● Your goal
Using the records below, copy every line that holds the string "asylum".

● Extracted entries

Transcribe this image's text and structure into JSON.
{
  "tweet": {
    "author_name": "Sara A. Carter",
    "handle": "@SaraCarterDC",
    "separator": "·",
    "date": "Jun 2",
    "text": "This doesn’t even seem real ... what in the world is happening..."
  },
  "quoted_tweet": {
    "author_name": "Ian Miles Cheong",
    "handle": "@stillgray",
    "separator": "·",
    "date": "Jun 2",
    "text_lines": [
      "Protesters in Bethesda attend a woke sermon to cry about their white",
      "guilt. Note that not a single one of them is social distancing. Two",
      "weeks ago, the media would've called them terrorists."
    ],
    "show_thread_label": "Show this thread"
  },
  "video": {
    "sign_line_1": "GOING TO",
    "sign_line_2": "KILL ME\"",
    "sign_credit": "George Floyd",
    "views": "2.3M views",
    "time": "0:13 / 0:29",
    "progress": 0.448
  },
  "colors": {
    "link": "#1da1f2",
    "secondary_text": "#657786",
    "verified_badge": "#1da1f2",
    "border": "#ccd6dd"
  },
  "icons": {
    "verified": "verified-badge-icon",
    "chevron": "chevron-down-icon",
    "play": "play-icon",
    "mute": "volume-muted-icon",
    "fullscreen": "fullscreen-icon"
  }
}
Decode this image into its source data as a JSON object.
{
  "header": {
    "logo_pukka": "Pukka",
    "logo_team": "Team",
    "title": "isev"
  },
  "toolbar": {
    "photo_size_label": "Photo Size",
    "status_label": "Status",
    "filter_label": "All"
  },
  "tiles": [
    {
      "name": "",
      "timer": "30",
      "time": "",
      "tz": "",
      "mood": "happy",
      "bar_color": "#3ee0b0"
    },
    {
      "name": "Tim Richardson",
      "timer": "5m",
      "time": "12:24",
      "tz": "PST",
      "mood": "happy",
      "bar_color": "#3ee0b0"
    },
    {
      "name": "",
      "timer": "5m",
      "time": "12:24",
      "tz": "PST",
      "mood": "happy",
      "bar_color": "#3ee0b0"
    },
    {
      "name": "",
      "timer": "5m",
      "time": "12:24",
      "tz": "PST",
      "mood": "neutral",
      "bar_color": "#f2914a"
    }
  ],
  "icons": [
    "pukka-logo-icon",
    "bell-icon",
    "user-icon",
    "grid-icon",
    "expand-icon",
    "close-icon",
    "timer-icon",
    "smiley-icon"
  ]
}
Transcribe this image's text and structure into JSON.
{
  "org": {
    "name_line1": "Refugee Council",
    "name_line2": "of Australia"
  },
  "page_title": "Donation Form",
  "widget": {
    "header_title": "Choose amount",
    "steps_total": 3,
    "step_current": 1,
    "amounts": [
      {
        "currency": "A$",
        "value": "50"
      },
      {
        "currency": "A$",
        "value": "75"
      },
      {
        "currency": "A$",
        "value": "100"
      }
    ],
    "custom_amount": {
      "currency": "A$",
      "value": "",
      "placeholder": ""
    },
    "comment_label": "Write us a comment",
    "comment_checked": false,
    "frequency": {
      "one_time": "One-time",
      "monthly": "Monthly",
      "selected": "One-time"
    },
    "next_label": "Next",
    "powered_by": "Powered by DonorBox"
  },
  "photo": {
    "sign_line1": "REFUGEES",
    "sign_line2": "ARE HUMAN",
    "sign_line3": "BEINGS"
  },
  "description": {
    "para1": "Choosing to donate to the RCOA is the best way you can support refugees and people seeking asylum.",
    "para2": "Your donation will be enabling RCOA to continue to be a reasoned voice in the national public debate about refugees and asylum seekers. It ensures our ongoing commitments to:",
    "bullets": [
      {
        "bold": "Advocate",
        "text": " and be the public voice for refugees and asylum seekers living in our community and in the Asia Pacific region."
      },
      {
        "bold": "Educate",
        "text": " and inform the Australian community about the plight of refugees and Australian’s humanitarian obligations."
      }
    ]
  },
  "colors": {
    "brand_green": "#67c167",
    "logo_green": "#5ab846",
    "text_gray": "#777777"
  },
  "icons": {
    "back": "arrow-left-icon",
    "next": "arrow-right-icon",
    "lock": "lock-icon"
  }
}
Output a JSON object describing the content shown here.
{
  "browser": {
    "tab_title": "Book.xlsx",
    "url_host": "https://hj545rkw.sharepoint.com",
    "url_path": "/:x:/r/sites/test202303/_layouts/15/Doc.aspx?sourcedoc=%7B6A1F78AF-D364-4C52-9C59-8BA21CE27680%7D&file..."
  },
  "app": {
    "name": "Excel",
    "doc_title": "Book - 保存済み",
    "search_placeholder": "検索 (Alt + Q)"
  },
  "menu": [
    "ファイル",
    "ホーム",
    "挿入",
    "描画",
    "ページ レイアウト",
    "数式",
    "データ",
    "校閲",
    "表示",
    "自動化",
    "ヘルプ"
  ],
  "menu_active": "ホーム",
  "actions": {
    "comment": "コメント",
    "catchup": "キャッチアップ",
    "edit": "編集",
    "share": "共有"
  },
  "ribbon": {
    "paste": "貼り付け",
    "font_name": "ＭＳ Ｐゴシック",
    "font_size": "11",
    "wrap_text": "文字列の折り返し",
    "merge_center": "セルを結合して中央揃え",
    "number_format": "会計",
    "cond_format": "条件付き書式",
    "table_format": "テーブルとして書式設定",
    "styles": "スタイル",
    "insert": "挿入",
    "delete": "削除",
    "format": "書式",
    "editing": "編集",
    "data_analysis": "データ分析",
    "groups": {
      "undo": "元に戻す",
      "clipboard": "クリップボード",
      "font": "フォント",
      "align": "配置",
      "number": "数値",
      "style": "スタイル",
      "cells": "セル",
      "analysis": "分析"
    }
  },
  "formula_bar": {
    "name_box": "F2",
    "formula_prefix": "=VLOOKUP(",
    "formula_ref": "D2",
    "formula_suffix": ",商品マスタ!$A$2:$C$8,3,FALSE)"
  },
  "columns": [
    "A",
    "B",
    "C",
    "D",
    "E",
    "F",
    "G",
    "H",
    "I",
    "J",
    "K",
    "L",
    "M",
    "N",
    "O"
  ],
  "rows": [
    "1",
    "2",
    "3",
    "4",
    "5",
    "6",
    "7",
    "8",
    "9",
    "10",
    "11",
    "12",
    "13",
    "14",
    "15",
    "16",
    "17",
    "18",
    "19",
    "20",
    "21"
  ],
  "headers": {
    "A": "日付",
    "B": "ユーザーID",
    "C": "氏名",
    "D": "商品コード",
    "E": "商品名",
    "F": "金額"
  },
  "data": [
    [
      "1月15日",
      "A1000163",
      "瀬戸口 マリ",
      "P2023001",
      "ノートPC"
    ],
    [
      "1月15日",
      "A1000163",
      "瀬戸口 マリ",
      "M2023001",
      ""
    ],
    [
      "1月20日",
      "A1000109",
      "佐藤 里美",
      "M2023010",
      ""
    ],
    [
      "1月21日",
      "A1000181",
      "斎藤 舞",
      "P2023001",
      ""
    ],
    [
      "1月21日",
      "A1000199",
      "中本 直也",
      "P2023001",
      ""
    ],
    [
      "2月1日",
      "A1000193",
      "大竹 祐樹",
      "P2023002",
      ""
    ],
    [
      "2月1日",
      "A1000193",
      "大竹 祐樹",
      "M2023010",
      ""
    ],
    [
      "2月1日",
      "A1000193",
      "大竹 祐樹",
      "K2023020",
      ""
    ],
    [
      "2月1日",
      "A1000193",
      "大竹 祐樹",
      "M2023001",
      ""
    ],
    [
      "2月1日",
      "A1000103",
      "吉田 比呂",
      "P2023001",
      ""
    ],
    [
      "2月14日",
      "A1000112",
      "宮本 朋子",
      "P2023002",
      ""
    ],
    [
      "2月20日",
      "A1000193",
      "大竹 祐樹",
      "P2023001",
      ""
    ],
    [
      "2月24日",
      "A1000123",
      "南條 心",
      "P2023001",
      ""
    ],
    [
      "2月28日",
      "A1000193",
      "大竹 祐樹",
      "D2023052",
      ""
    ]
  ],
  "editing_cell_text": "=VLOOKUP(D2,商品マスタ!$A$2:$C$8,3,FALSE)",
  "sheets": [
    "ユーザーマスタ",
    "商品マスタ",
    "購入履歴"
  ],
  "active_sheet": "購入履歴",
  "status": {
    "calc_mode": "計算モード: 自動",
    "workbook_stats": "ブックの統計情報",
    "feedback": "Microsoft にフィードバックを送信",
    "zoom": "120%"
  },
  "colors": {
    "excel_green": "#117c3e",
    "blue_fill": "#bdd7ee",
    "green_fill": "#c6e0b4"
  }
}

● Solution to this task
    "para1": "Choosing to donate to the RCOA is the best way you can support refugees and people seeking asylum.",
    "para2": "Your donation will be enabling RCOA to continue to be a reasoned voice in the national public debate about refugees and asylum seekers. It ensures our ongoing commitments to:",
        "text": " and be the public voice for refugees and asylum seekers living in our community and in the Asia Pacific region."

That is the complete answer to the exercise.